» **TASK ITEM**
Each entry has to be set down again with no alteration.

» **INPUT DATA**
══════════

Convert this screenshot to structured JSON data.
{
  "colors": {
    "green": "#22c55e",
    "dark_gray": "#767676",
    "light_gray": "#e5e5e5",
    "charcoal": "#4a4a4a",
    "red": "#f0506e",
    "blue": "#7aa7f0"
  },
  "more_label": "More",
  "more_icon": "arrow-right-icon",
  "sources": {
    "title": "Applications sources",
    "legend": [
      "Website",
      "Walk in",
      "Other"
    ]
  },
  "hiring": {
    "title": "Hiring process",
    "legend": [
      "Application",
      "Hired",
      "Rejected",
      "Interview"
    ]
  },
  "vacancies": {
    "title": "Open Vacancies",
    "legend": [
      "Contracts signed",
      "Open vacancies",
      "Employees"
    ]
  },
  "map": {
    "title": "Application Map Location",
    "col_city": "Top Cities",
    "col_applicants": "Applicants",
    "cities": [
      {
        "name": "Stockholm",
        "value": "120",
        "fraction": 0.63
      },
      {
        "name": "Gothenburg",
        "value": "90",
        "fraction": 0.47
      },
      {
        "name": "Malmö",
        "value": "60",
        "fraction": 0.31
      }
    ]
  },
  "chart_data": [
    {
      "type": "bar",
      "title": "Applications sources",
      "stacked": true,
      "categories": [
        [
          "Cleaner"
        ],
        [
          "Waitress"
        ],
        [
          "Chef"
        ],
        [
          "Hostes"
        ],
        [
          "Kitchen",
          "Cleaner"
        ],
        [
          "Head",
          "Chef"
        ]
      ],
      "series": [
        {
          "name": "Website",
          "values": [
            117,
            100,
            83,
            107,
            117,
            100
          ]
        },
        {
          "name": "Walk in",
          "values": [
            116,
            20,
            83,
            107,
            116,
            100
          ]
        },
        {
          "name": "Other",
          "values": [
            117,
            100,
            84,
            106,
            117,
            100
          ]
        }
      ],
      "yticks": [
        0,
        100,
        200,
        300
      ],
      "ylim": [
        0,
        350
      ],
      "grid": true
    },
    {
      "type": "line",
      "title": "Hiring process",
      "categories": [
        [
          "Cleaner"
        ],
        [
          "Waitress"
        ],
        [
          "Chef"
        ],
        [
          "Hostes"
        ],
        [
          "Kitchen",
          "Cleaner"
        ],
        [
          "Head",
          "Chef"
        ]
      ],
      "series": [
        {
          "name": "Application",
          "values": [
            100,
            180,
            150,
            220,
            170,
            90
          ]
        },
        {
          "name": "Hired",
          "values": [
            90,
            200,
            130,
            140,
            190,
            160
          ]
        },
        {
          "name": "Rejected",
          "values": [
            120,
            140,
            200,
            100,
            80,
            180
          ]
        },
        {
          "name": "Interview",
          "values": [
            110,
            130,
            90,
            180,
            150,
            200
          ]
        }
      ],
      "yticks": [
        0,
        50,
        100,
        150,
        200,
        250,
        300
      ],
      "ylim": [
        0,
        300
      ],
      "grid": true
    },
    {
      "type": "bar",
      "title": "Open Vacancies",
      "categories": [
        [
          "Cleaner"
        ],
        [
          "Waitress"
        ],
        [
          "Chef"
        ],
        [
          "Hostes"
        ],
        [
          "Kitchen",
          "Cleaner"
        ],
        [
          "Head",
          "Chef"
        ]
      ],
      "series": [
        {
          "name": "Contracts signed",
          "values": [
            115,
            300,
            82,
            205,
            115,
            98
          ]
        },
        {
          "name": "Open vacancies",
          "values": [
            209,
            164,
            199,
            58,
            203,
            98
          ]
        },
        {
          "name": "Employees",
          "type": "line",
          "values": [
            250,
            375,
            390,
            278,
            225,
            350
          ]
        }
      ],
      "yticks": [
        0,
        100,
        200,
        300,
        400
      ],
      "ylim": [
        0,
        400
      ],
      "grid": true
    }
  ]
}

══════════

» **RESULT**
Convert this screenshot to structured JSON data.
{
  "colors": {
    "green": "#22c55e",
    "dark_gray": "#767676",
    "light_gray": "#e5e5e5",
    "charcoal": "#4a4a4a",
    "red": "#f0506e",
    "blue": "#7aa7f0"
  },
  "more_label": "More",
  "more_icon": "arrow-right-icon",
  "sources": {
    "title": "Applications sources",
    "legend": [
      "Website",
      "Walk in",
      "Other"
    ]
  },
  "hiring": {
    "title": "Hiring process",
    "legend": [
      "Application",
      "Hired",
      "Rejected",
      "Interview"
    ]
  },
  "vacancies": {
    "title": "Open Vacancies",
    "legend": [
      "Contracts signed",
      "Open vacancies",
      "Employees"
    ]
  },
  "map": {
    "title": "Application Map Location",
    "col_city": "Top Cities",
    "col_applicants": "Applicants",
    "cities": [
      {
        "name": "Stockholm",
        "value": "120",
        "fraction": 0.63
      },
      {
        "name": "Gothenburg",
        "value": "90",
        "fraction": 0.47
      },
      {
        "name": "Malmö",
        "value": "60",
        "fraction": 0.31
      }
    ]
  },
  "chart_data": [
    {
      "type": "bar",
      "title": "Applications sources",
      "stacked": true,
      "categories": [
        [
          "Cleaner"
        ],
        [
          "Waitress"
        ],
        [
          "Chef"
        ],
        [
          "Hostes"
        ],
        [
          "Kitchen",
          "Cleaner"
        ],
        [
          "Head",
          "Chef"
        ]
      ],
      "series": [
        {
          "name": "Website",
          "values": [
            117,
            100,
            83,
            107,
            117,
            100
          ]
        },
        {
          "name": "Walk in",
          "values": [
            116,
            20,
            83,
            107,
            116,
            100
          ]
        },
        {
          "name": "Other",
          "values": [
            117,
            100,
            84,
            106,
            117,
            100
          ]
        }
      ],
      "yticks": [
        0,
        100,
        200,
        300
      ],
      "ylim": [
        0,
        350
      ],
      "grid": true
    },
    {
      "type": "line",
      "title": "Hiring process",
      "categories": [
        [
          "Cleaner"
        ],
        [
          "Waitress"
        ],
        [
          "Chef"
        ],
        [
          "Hostes"
        ],
        [
          "Kitchen",
          "Cleaner"
        ],
        [
          "Head",
          "Chef"
        ]
      ],
      "series": [
        {
          "name": "Application",
          "values": [
            100,
            180,
            150,
            220,
            170,
            90
          ]
        },
        {
          "name": "Hired",
          "values": [
            90,
            200,
            130,
            140,
            190,
            160
          ]
        },
        {
          "name": "Rejected",
          "values": [
            120,
            140,
            200,
            100,
            80,
            180
          ]
        },
        {
          "name": "Interview",
          "values": [
            110,
            130,
            90,
            180,
            150,
            200
          ]
        }
      ],
      "yticks": [
        0,
        50,
        100,
        150,
        200,
        250,
        300
      ],
      "ylim": [
        0,
        300
      ],
      "grid": true
    },
    {
      "type": "bar",
      "title": "Open Vacancies",
      "categories": [
        [
          "Cleaner"
        ],
        [
          "Waitress"
        ],
        [
          "Chef"
        ],
        [
          "Hostes"
        ],
        [
          "Kitchen",
          "Cleaner"
        ],
        [
          "Head",
          "Chef"
        ]
      ],
      "series": [
        {
          "name": "Contracts signed",
          "values": [
            115,
            300,
            82,
            205,
            115,
            98
          ]
        },
        {
          "name": "Open vacancies",
          "values": [
            209,
            164,
            199,
            58,
            203,
            98
          ]
        },
        {
          "name": "Employees",
          "type": "line",
          "values": [
            250,
            375,
            390,
            278,
            225,
            350
          ]
        }
      ],
      "yticks": [
        0,
        100,
        200,
        300,
        400
      ],
      "ylim": [
        0,
        400
      ],
      "grid": true
    }
  ]
}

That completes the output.